*AVAILABLE DATA*:
+-------+
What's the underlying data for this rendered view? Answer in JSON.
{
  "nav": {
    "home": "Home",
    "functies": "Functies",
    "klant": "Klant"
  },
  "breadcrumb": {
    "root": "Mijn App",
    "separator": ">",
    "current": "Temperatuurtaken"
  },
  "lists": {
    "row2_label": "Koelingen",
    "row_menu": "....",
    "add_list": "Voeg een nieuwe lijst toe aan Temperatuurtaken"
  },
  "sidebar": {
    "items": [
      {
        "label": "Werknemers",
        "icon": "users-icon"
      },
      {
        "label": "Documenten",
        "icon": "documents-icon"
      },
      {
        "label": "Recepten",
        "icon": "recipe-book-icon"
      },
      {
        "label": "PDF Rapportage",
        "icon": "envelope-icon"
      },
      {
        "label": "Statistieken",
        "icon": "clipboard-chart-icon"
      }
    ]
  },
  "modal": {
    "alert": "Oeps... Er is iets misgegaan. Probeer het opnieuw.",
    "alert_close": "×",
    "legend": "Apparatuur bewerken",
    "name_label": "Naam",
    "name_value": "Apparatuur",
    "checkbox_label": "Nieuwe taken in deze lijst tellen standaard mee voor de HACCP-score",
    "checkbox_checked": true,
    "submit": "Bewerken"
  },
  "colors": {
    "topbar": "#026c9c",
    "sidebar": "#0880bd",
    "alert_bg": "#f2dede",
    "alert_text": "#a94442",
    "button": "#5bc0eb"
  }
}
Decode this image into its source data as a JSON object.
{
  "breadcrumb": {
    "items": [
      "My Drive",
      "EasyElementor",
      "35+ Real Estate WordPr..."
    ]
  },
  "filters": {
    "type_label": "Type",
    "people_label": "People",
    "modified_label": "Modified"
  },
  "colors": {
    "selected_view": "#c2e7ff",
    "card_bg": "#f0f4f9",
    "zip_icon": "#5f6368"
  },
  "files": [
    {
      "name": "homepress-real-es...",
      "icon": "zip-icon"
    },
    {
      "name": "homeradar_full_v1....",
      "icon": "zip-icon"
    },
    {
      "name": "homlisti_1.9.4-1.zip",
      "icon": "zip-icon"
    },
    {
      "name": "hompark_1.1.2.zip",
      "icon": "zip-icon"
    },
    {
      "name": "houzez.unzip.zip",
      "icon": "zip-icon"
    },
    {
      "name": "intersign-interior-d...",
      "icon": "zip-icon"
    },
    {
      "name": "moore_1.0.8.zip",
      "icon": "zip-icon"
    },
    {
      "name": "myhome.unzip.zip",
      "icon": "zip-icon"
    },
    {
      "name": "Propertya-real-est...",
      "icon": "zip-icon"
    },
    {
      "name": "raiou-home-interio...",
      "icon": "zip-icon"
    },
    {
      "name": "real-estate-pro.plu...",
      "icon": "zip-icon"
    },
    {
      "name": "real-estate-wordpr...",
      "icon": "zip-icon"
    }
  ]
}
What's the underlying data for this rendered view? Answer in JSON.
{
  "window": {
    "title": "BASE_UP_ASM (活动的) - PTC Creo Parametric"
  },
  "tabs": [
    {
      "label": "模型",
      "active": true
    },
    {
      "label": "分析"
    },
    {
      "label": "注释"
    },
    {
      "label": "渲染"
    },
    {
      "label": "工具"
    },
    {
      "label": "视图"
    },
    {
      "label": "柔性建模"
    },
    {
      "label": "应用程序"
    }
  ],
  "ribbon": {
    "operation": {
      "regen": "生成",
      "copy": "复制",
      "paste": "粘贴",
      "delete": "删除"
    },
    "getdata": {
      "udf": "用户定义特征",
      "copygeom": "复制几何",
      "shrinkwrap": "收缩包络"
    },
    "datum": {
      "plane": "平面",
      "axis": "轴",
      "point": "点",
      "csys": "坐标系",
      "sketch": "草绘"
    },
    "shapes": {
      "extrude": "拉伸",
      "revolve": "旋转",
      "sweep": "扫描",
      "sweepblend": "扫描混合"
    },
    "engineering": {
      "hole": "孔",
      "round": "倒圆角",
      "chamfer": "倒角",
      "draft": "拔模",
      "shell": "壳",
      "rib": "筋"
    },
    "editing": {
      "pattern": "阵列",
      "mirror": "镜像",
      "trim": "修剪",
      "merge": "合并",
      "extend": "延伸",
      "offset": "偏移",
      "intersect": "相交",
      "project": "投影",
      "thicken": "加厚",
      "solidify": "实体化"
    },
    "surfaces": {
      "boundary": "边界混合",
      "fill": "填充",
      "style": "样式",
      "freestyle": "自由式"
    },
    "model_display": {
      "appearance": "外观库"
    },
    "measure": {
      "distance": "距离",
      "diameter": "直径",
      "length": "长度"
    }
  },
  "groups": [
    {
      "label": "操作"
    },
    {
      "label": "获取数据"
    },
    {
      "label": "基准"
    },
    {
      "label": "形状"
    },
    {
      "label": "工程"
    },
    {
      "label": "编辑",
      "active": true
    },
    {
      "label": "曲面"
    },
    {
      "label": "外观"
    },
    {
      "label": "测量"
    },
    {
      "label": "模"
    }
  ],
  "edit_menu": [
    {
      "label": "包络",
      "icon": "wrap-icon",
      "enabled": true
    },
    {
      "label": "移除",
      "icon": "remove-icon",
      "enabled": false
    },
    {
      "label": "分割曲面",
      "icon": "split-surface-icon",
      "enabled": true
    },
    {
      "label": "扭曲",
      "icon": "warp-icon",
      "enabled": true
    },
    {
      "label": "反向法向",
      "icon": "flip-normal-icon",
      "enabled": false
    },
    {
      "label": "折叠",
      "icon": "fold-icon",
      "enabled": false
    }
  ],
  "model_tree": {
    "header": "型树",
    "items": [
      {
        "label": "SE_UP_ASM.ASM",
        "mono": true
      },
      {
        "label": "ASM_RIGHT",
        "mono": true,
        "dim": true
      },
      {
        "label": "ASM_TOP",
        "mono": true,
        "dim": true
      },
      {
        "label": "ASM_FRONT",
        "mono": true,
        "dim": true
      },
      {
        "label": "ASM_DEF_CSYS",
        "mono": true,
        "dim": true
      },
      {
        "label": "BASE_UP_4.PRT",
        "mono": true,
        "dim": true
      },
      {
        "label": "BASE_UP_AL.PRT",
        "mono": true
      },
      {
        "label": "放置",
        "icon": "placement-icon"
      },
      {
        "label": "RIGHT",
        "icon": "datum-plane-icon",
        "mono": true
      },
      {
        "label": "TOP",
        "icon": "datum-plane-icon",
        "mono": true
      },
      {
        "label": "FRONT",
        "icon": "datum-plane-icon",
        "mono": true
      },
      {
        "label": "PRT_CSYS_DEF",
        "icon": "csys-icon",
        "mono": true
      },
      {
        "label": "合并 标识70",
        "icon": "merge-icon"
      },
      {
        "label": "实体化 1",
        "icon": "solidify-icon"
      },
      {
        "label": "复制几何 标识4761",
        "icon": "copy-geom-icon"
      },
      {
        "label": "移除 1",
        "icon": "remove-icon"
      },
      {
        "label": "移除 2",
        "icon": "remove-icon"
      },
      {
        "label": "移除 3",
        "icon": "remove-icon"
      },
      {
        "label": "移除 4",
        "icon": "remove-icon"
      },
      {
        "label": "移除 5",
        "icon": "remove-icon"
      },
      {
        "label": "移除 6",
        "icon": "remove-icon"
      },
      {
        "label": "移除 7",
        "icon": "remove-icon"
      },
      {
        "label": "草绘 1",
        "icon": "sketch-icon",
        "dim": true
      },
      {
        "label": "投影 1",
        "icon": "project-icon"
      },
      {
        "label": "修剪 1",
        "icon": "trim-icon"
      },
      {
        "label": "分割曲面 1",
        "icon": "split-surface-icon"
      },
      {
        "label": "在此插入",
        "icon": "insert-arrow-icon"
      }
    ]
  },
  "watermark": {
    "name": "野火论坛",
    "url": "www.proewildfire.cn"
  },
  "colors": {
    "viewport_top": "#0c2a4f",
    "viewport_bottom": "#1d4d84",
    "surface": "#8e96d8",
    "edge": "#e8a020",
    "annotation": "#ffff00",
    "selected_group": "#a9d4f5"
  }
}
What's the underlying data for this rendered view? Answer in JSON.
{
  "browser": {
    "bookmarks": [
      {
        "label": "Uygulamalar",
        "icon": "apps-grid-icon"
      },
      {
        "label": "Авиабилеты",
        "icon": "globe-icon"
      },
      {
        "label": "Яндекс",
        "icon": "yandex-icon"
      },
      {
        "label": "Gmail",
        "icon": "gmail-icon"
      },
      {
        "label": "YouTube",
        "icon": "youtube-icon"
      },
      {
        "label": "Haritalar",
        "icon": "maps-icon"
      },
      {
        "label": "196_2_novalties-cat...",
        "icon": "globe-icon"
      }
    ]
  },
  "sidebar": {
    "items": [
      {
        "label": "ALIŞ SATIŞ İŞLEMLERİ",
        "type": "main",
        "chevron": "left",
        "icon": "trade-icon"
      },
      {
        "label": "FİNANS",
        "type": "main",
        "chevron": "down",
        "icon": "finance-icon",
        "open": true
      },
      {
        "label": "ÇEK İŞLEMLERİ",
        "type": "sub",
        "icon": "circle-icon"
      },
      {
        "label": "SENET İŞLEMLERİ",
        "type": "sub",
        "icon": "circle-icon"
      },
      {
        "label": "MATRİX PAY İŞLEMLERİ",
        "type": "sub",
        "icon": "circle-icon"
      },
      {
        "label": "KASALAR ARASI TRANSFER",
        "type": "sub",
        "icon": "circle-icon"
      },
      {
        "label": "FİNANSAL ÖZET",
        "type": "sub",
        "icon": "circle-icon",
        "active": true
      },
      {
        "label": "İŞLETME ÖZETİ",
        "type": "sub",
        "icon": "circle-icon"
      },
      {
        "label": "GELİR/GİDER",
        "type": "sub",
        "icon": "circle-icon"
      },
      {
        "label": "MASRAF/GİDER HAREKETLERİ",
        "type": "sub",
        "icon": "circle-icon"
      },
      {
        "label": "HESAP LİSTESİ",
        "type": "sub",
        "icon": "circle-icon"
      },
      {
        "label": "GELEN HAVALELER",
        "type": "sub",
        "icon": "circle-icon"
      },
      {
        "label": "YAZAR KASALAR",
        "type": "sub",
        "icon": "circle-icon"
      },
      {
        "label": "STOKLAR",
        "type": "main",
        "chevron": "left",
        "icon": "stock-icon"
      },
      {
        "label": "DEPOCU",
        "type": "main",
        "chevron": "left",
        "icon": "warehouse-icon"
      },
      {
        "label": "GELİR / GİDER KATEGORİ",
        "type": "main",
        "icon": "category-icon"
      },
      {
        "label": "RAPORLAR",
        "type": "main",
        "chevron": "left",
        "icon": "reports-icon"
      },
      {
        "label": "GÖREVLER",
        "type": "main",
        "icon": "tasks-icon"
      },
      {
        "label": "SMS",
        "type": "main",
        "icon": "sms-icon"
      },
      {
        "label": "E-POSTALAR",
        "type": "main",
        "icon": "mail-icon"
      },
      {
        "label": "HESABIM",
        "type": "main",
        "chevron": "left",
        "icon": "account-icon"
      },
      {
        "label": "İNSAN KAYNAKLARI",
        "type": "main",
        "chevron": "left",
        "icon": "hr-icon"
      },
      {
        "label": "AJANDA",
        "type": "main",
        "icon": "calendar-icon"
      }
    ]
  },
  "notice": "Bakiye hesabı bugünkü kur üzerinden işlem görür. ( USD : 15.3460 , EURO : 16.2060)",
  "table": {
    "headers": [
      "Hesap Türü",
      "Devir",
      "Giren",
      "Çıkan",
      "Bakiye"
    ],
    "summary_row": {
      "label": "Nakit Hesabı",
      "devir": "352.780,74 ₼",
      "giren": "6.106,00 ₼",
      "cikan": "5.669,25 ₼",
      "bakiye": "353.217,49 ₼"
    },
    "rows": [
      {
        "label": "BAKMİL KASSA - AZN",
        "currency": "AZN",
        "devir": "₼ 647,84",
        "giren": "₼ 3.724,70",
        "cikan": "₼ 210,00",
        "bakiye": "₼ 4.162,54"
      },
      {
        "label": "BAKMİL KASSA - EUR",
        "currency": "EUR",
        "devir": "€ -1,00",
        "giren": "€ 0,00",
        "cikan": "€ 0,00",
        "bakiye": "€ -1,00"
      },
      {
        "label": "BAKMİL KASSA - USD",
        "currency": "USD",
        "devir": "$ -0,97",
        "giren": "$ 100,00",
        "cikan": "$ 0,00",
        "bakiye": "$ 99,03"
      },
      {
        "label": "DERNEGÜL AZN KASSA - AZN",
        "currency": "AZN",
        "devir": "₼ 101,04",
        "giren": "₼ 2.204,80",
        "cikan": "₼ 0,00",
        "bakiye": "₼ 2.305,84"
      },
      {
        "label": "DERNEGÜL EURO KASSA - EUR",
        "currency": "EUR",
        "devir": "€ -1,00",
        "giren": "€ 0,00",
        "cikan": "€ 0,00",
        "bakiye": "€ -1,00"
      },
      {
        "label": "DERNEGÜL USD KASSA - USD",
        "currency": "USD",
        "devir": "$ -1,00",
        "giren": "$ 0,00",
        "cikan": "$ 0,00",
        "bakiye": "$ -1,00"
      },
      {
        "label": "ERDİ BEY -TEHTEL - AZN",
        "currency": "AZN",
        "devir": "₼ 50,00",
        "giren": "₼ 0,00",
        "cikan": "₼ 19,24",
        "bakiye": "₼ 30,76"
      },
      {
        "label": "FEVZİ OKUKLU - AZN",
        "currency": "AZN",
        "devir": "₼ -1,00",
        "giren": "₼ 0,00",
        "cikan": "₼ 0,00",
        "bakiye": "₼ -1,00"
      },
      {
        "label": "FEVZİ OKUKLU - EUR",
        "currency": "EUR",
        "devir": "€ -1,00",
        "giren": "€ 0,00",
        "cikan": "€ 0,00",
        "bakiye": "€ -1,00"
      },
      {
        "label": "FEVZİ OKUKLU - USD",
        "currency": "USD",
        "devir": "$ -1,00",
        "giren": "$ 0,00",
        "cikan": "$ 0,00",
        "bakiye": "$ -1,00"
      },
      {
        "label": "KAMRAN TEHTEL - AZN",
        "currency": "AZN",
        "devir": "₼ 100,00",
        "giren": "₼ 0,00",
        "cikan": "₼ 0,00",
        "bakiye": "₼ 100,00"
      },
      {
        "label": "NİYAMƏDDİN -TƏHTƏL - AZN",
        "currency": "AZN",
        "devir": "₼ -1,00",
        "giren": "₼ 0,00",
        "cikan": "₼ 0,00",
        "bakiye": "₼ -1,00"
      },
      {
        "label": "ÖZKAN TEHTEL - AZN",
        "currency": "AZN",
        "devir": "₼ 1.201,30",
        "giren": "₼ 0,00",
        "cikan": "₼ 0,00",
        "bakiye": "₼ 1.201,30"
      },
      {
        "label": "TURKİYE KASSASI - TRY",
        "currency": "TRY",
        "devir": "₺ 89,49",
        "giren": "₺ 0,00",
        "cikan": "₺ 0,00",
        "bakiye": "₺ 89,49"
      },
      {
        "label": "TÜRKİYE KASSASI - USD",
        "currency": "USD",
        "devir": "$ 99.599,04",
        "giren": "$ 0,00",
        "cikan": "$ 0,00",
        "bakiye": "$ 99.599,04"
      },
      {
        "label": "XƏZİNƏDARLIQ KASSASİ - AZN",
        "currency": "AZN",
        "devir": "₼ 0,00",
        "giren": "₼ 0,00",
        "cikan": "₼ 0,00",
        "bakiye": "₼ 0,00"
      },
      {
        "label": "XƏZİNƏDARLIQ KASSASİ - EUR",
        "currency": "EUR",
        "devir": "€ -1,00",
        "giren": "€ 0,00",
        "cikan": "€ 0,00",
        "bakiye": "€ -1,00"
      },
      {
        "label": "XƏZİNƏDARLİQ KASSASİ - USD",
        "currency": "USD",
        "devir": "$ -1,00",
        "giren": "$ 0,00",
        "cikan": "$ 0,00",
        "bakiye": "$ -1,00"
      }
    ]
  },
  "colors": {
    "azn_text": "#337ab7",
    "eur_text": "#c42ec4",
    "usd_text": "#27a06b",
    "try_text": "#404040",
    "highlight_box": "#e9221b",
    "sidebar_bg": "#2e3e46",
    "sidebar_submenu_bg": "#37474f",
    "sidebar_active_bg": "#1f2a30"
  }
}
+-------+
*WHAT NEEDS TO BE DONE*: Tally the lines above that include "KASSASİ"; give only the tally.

*SOLUTION*: 3